Exercise requirements:
Show all lines from the listing below that contain "want".

[Entries supplied]

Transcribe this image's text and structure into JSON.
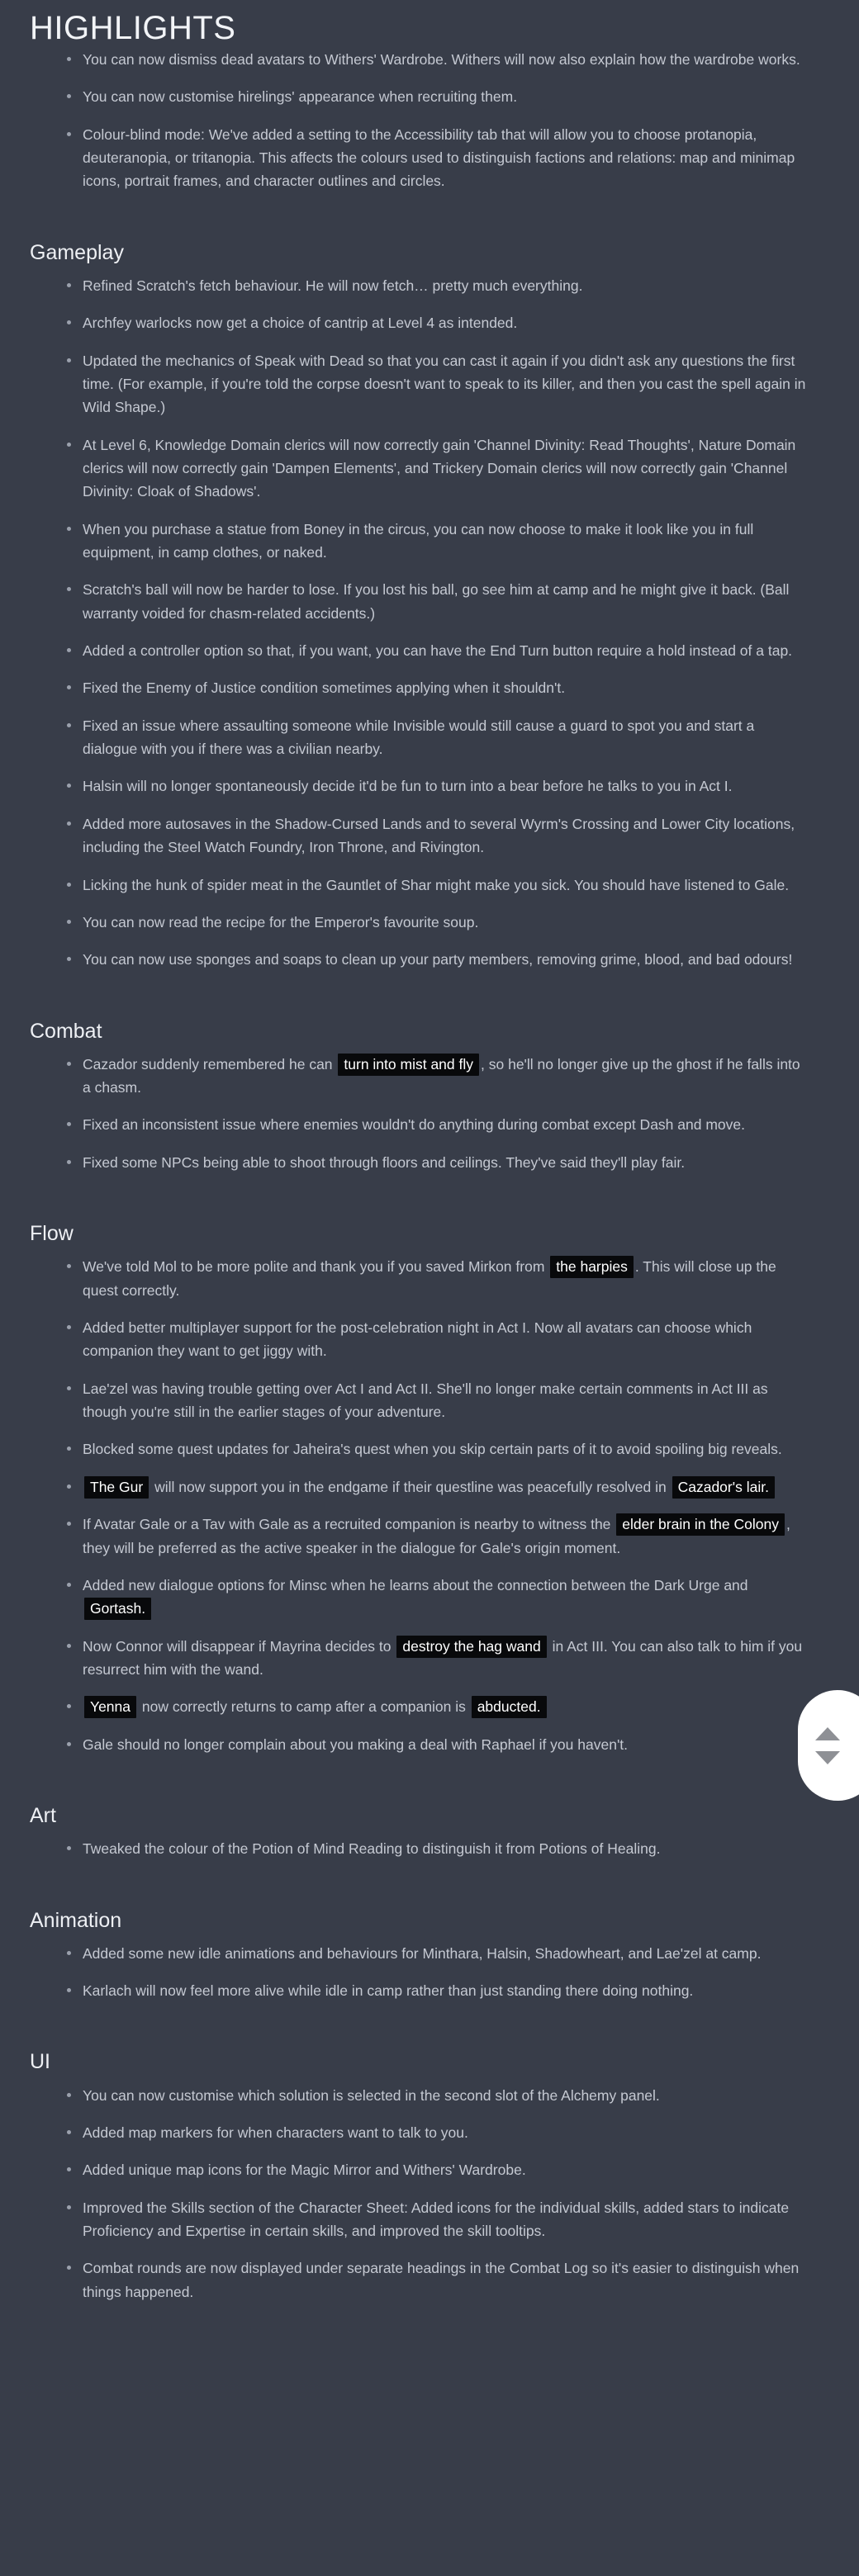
{
  "page": {
    "title": "HIGHLIGHTS",
    "background_color": "#383d49",
    "text_color": "#c5c9d2",
    "heading_color": "#eef0f4",
    "spoiler_bg": "#08090b",
    "spoiler_color": "#ffffff"
  },
  "highlights": {
    "items": [
      "You can now dismiss dead avatars to Withers' Wardrobe. Withers will now also explain how the wardrobe works.",
      "You can now customise hirelings' appearance when recruiting them.",
      "Colour-blind mode: We've added a setting to the Accessibility tab that will allow you to choose protanopia, deuteranopia, or tritanopia. This affects the colours used to distinguish factions and relations: map and minimap icons, portrait frames, and character outlines and circles."
    ]
  },
  "sections": [
    {
      "heading": "Gameplay",
      "items": [
        {
          "parts": [
            {
              "type": "text",
              "value": "Refined Scratch's fetch behaviour. He will now fetch… pretty much everything."
            }
          ]
        },
        {
          "parts": [
            {
              "type": "text",
              "value": "Archfey warlocks now get a choice of cantrip at Level 4 as intended."
            }
          ]
        },
        {
          "parts": [
            {
              "type": "text",
              "value": "Updated the mechanics of Speak with Dead so that you can cast it again if you didn't ask any questions the first time. (For example, if you're told the corpse doesn't want to speak to its killer, and then you cast the spell again in Wild Shape.)"
            }
          ]
        },
        {
          "parts": [
            {
              "type": "text",
              "value": "At Level 6, Knowledge Domain clerics will now correctly gain 'Channel Divinity: Read Thoughts', Nature Domain clerics will now correctly gain 'Dampen Elements', and Trickery Domain clerics will now correctly gain 'Channel Divinity: Cloak of Shadows'."
            }
          ]
        },
        {
          "parts": [
            {
              "type": "text",
              "value": "When you purchase a statue from Boney in the circus, you can now choose to make it look like you in full equipment, in camp clothes, or naked."
            }
          ]
        },
        {
          "parts": [
            {
              "type": "text",
              "value": "Scratch's ball will now be harder to lose. If you lost his ball, go see him at camp and he might give it back. (Ball warranty voided for chasm-related accidents.)"
            }
          ]
        },
        {
          "parts": [
            {
              "type": "text",
              "value": "Added a controller option so that, if you want, you can have the End Turn button require a hold instead of a tap."
            }
          ]
        },
        {
          "parts": [
            {
              "type": "text",
              "value": "Fixed the Enemy of Justice condition sometimes applying when it shouldn't."
            }
          ]
        },
        {
          "parts": [
            {
              "type": "text",
              "value": "Fixed an issue where assaulting someone while Invisible would still cause a guard to spot you and start a dialogue with you if there was a civilian nearby."
            }
          ]
        },
        {
          "parts": [
            {
              "type": "text",
              "value": "Halsin will no longer spontaneously decide it'd be fun to turn into a bear before he talks to you in Act I."
            }
          ]
        },
        {
          "parts": [
            {
              "type": "text",
              "value": "Added more autosaves in the Shadow-Cursed Lands and to several Wyrm's Crossing and Lower City locations, including the Steel Watch Foundry, Iron Throne, and Rivington."
            }
          ]
        },
        {
          "parts": [
            {
              "type": "text",
              "value": "Licking the hunk of spider meat in the Gauntlet of Shar might make you sick. You should have listened to Gale."
            }
          ]
        },
        {
          "parts": [
            {
              "type": "text",
              "value": "You can now read the recipe for the Emperor's favourite soup."
            }
          ]
        },
        {
          "parts": [
            {
              "type": "text",
              "value": "You can now use sponges and soaps to clean up your party members, removing grime, blood, and bad odours!"
            }
          ]
        }
      ]
    },
    {
      "heading": "Combat",
      "items": [
        {
          "parts": [
            {
              "type": "text",
              "value": "Cazador suddenly remembered he can "
            },
            {
              "type": "spoiler",
              "value": "turn into mist and fly"
            },
            {
              "type": "text",
              "value": ", so he'll no longer give up the ghost if he falls into a chasm."
            }
          ]
        },
        {
          "parts": [
            {
              "type": "text",
              "value": "Fixed an inconsistent issue where enemies wouldn't do anything during combat except Dash and move."
            }
          ]
        },
        {
          "parts": [
            {
              "type": "text",
              "value": "Fixed some NPCs being able to shoot through floors and ceilings. They've said they'll play fair."
            }
          ]
        }
      ]
    },
    {
      "heading": "Flow",
      "items": [
        {
          "parts": [
            {
              "type": "text",
              "value": "We've told Mol to be more polite and thank you if you saved Mirkon from "
            },
            {
              "type": "spoiler",
              "value": "the harpies"
            },
            {
              "type": "text",
              "value": ". This will close up the quest correctly."
            }
          ]
        },
        {
          "parts": [
            {
              "type": "text",
              "value": "Added better multiplayer support for the post-celebration night in Act I. Now all avatars can choose which companion they want to get jiggy with."
            }
          ]
        },
        {
          "parts": [
            {
              "type": "text",
              "value": "Lae'zel was having trouble getting over Act I and Act II. She'll no longer make certain comments in Act III as though you're still in the earlier stages of your adventure."
            }
          ]
        },
        {
          "parts": [
            {
              "type": "text",
              "value": "Blocked some quest updates for Jaheira's quest when you skip certain parts of it to avoid spoiling big reveals."
            }
          ]
        },
        {
          "parts": [
            {
              "type": "spoiler",
              "value": "The Gur"
            },
            {
              "type": "text",
              "value": " will now support you in the endgame if their questline was peacefully resolved in "
            },
            {
              "type": "spoiler",
              "value": "Cazador's lair."
            }
          ]
        },
        {
          "parts": [
            {
              "type": "text",
              "value": "If Avatar Gale or a Tav with Gale as a recruited companion is nearby to witness the "
            },
            {
              "type": "spoiler",
              "value": "elder brain in the Colony"
            },
            {
              "type": "text",
              "value": ", they will be preferred as the active speaker in the dialogue for Gale's origin moment."
            }
          ]
        },
        {
          "parts": [
            {
              "type": "text",
              "value": "Added new dialogue options for Minsc when he learns about the connection between the Dark Urge and "
            },
            {
              "type": "spoiler",
              "value": "Gortash."
            }
          ]
        },
        {
          "parts": [
            {
              "type": "text",
              "value": "Now Connor will disappear if Mayrina decides to "
            },
            {
              "type": "spoiler",
              "value": "destroy the hag wand"
            },
            {
              "type": "text",
              "value": " in Act III. You can also talk to him if you resurrect him with the wand."
            }
          ]
        },
        {
          "parts": [
            {
              "type": "spoiler",
              "value": "Yenna"
            },
            {
              "type": "text",
              "value": " now correctly returns to camp after a companion is "
            },
            {
              "type": "spoiler",
              "value": "abducted."
            }
          ]
        },
        {
          "parts": [
            {
              "type": "text",
              "value": "Gale should no longer complain about you making a deal with Raphael if you haven't."
            }
          ]
        }
      ]
    },
    {
      "heading": "Art",
      "items": [
        {
          "parts": [
            {
              "type": "text",
              "value": "Tweaked the colour of the Potion of Mind Reading to distinguish it from Potions of Healing."
            }
          ]
        }
      ]
    },
    {
      "heading": "Animation",
      "items": [
        {
          "parts": [
            {
              "type": "text",
              "value": "Added some new idle animations and behaviours for Minthara, Halsin, Shadowheart, and Lae'zel at camp."
            }
          ]
        },
        {
          "parts": [
            {
              "type": "text",
              "value": "Karlach will now feel more alive while idle in camp rather than just standing there doing nothing."
            }
          ]
        }
      ]
    },
    {
      "heading": "UI",
      "items": [
        {
          "parts": [
            {
              "type": "text",
              "value": "You can now customise which solution is selected in the second slot of the Alchemy panel."
            }
          ]
        },
        {
          "parts": [
            {
              "type": "text",
              "value": "Added map markers for when characters want to talk to you."
            }
          ]
        },
        {
          "parts": [
            {
              "type": "text",
              "value": "Added unique map icons for the Magic Mirror and Withers' Wardrobe."
            }
          ]
        },
        {
          "parts": [
            {
              "type": "text",
              "value": "Improved the Skills section of the Character Sheet: Added icons for the individual skills, added stars to indicate Proficiency and Expertise in certain skills, and improved the skill tooltips."
            }
          ]
        },
        {
          "parts": [
            {
              "type": "text",
              "value": "Combat rounds are now displayed under separate headings in the Combat Log so it's easier to distinguish when things happened."
            }
          ]
        }
      ]
    }
  ],
  "scroll_widget": {
    "up_label": "scroll-up",
    "down_label": "scroll-down"
  }
}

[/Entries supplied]

Solution:
              "value": "Updated the mechanics of Speak with Dead so that you can cast it again if you didn't ask any questions the first time. (For example, if you're told the corpse doesn't want to speak to its killer, and then you cast the spell again in Wild Shape.)"
              "value": "Added a controller option so that, if you want, you can have the End Turn button require a hold instead of a tap."
              "value": "Added better multiplayer support for the post-celebration night in Act I. Now all avatars can choose which companion they want to get jiggy with."
              "value": "Added map markers for when characters want to talk to you."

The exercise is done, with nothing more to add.